And Jindal has high praise for Alexander.

“F. King Alexander has been a fantastic leader for LSU and a great partner in helping to secure additional funding for higher education this legislative session,” the governor said in a prepared statement. “The future of LSU is very bright with King Alexander at the helm.”

Alexander, the type of academic who often speaks in thoughtful, long sentences, said he appreciates that Jindal is “data-driven.”

Prior to being governor, Jindal served a brief stint as president of the University of Louisiana System, and he has degrees from Brown University and was a Rhodes Scholar at the University of Oxford, England. Alexander earned a degree from Oxford.

The governor-appointed Board of Supervisors, which frequently has battled with campus leaders, also gave Alexander a positive review on his first year.

“Certainly, he has done a magnificent job,” Chairman Bobby Yarborough said at a recent meeting amid a round of applause from the board. “He’s had a good, successful year.”

The board is in the process of developing a formal review process for the president/chancellor role. The board hasn’t had a formal review policy but it decided to develop one in light of the merger of the president’s and chancellor titles.

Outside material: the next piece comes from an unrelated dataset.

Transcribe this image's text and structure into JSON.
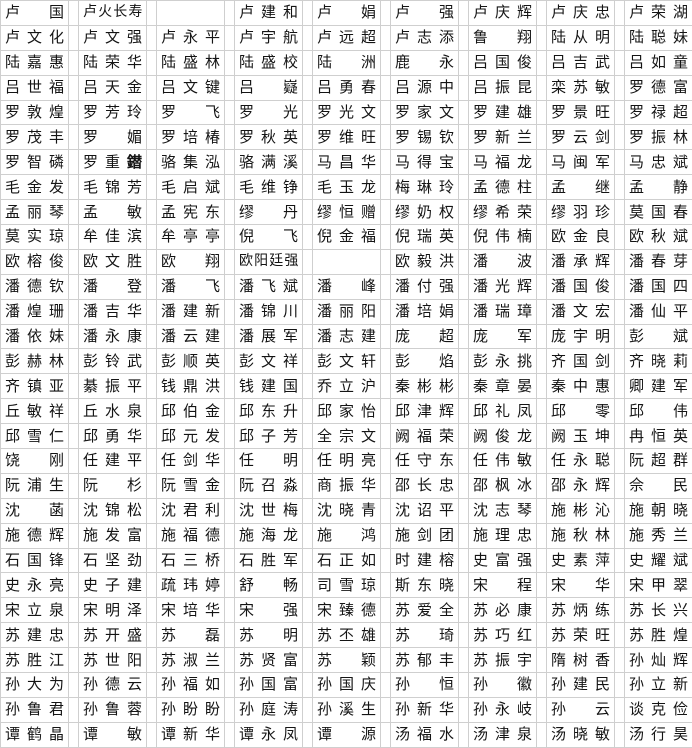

Incoming Chairwoman Ann Duplessis said the policy is expected to include yearly reviews, as well as a more comprehensive evaluation every five years.

While tuition is going up at LSU — it will cost about $4,353 for nonresident fees and tuition this semester — Alexander said affordability is a priority for him as he looks to the university’s future.

“Access and affordability and completion, those are three of our major goals,” he said. “I want parents to be armed with all of the information.”

This fall, Alexander is experiencing LSU from that side: the admissions process, the parent orientation, moving a child into her first dorm room.

His daughter Kylie will be attending LSU this fall and living in Blake Hall.

Another daughter is going to the University of Wisconsin — an amusing coincidence, given that LSU opens its football season with a game against Wisconsin in Houston.

“It makes that first football game a little more interesting,” Alexander said jokingly.

Follow Elizabeth Crisp on Twitter, @elizabethcrisp. For more coverage of Louisiana government, follow http://blogs.theadvocate.com/politicsblog.